Security - Canadian Nuclear Association


Our power plants have highly-trained, internationally recognized professional security teams. Need Proof?

1) The Bruce Power nuclear response team won the top prize at the U.S. National SWAT Championships in 2012, the seventh year in a row. (Bruce Power.)

2) The International Physical Protection Advisory Service (IPPAS), a division of the International Atomic Energy Agency (IAEA), recognized Canada as having a robust and comprehensive nuclear security infrastructure during a mission in 2015. (International Atomic Energy Agency.)

3) Ontario Power Generation (OPG) has put in place an in-house armed security team for its facilities, including its own SWAT Team, with full-time, trained tactical officers onsite 24/7. Most of the team consists of ex-police officers and ex-military. (

The Canadian nuclear sector works closely with both Canadian and international intelligence communities.

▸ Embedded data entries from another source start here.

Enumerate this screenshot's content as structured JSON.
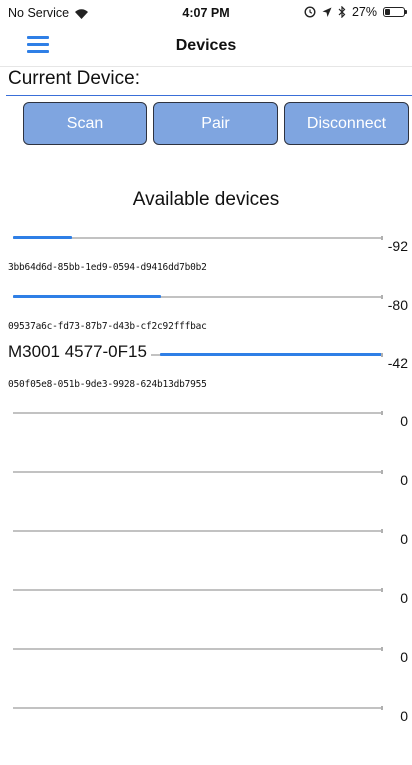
{
  "status_bar": {
    "carrier": "No Service",
    "time": "4:07 PM",
    "battery_percent": "27%",
    "battery_level": 0.27,
    "icons": [
      "wifi-icon",
      "alarm-icon",
      "location-arrow-icon",
      "bluetooth-icon",
      "battery-icon"
    ]
  },
  "nav": {
    "title": "Devices",
    "menu_icon": "hamburger-menu-icon"
  },
  "current_device": {
    "label": "Current Device:",
    "value": ""
  },
  "buttons": {
    "scan": "Scan",
    "pair": "Pair",
    "disconnect": "Disconnect"
  },
  "available_heading": "Available devices",
  "colors": {
    "accent": "#2f7fe6",
    "button_bg": "#7fa5e0",
    "underline": "#3a6fd8"
  },
  "devices": [
    {
      "name": "",
      "id": "3bb64d6d-85bb-1ed9-0594-d9416dd7b0b2",
      "rssi": "-92",
      "signal_fraction": 0.16
    },
    {
      "name": "",
      "id": "09537a6c-fd73-87b7-d43b-cf2c92fffbac",
      "rssi": "-80",
      "signal_fraction": 0.4
    },
    {
      "name": "M3001 4577-0F15",
      "id": "050f05e8-051b-9de3-9928-624b13db7955",
      "rssi": "-42",
      "signal_fraction": 1.0
    },
    {
      "name": "",
      "id": "",
      "rssi": "0",
      "signal_fraction": 0
    },
    {
      "name": "",
      "id": "",
      "rssi": "0",
      "signal_fraction": 0
    },
    {
      "name": "",
      "id": "",
      "rssi": "0",
      "signal_fraction": 0
    },
    {
      "name": "",
      "id": "",
      "rssi": "0",
      "signal_fraction": 0
    },
    {
      "name": "",
      "id": "",
      "rssi": "0",
      "signal_fraction": 0
    },
    {
      "name": "",
      "id": "",
      "rssi": "0",
      "signal_fraction": 0
    }
  ]
}
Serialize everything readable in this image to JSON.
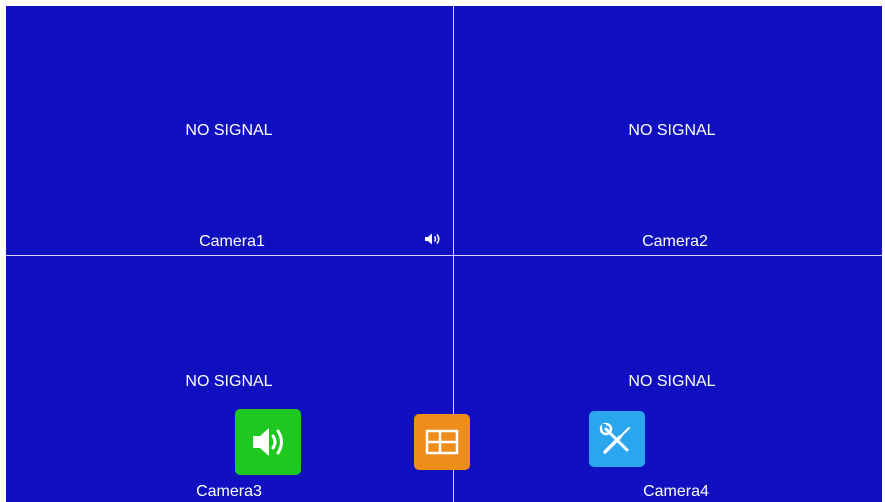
{
  "quadrants": [
    {
      "status": "NO SIGNAL",
      "camera": "Camera1"
    },
    {
      "status": "NO SIGNAL",
      "camera": "Camera2"
    },
    {
      "status": "NO SIGNAL",
      "camera": "Camera3"
    },
    {
      "status": "NO SIGNAL",
      "camera": "Camera4"
    }
  ],
  "icons": {
    "audio_indicator": "speaker-icon",
    "audio_button": "speaker-icon",
    "layout_button": "split-layout-icon",
    "settings_button": "tools-icon"
  },
  "colors": {
    "background": "#1010c0",
    "divider": "#d8d8f0",
    "text": "#ffffff",
    "audio_button": "#1ec81e",
    "layout_button": "#ef8d1a",
    "settings_button": "#2aa6ef"
  }
}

Need Proof?

1) At the Nuclear Security Summit in Washington, D.C. in April 2016, Prime Minister Justin Trudeau announced that Canada will work towards achieving universal implementation with the United Kingdom of a UN Security council on certified training for nuclear security management. (Office of the Prime Minister.)

2) Nuclear facilities in Canada have comprehensive emergency preparedness programs in place, municipal, provincial and federal government agencies, first responders and international organizations to ensure a high level of preparedness. (Canadian Nuclear Safety Commission.)

3) Our nuclear industry is committed to enhancing global security through a Global Partnership Program aimed at reducing the threat posed by nuclear, radiological and biological terrorism. (Global Affairs Canada.)

Understandably, Canada’s nuclear plants don’t detail all their security measures, however, they do have detailed security measures in place such as X-ray monitors, metal detectors, armed patrols and vehicle searches. Need Proof?

1) The Canadian Nuclear Safety Commission (CNSC) requires all nuclear power plant operators to have an emergency response team and the regulator mandates that “the licensee also supports provincial and local authorities in their response efforts.” (Canadian Nuclear Safety Commission.)

2) Cameco’s emergency response program at its uranium processing facility in Port Hope, Ontario includes approximately 60 highly trained employees, most of whom have specialized training in industrial firefighting and hazardous materials. Cameco covers the cost of hazardous material training for all members of the Port Hope fire and emergency services department, which would support the efforts of its emergency response team in the event of a natural disaster. (Cameco Corporation.)

3) Bruce Power boasts a team of 400 highly trained emergency personnel, and state of the art firefighting equipment and technology. The company also has portable backup generators and after Fukushima, the company invested in specific post-Fukushima training. (Bruce Power.)